§ **Exercise details**:
Show, from the entries below, every line in which "Enter" appears.

§ **Material for the task**:
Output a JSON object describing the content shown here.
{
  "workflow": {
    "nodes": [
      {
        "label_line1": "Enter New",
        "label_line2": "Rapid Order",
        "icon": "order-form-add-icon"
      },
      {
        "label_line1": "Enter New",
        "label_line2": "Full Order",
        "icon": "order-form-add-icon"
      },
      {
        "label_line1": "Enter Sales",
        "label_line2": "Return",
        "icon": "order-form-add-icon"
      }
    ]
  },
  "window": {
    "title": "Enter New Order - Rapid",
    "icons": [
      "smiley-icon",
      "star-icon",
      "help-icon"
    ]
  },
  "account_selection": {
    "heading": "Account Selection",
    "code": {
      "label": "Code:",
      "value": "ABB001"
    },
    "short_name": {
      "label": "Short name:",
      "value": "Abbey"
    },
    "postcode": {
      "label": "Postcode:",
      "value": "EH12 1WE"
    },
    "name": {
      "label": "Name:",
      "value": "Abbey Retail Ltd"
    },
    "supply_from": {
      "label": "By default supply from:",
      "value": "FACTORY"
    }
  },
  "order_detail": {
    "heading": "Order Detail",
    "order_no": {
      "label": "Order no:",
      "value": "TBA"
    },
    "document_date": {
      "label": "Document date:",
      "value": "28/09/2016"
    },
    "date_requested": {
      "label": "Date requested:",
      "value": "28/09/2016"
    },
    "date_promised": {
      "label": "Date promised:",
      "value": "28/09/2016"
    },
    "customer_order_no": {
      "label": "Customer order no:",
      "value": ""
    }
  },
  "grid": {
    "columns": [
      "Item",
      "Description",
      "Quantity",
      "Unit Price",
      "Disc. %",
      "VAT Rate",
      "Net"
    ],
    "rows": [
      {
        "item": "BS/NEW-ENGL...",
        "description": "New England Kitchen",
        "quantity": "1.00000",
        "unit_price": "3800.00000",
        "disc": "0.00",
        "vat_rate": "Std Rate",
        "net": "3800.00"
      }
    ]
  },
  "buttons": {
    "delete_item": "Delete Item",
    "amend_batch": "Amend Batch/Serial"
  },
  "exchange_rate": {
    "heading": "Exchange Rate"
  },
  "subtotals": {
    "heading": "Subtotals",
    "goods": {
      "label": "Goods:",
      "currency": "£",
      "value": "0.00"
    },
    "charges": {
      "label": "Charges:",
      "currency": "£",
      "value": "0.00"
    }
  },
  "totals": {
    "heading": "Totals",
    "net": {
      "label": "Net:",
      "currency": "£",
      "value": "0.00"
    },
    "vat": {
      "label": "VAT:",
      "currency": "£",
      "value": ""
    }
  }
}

§ **Your response**:
        "label_line1": "Enter New",
        "label_line1": "Enter New",
        "label_line1": "Enter Sales",
    "title": "Enter New Order - Rapid",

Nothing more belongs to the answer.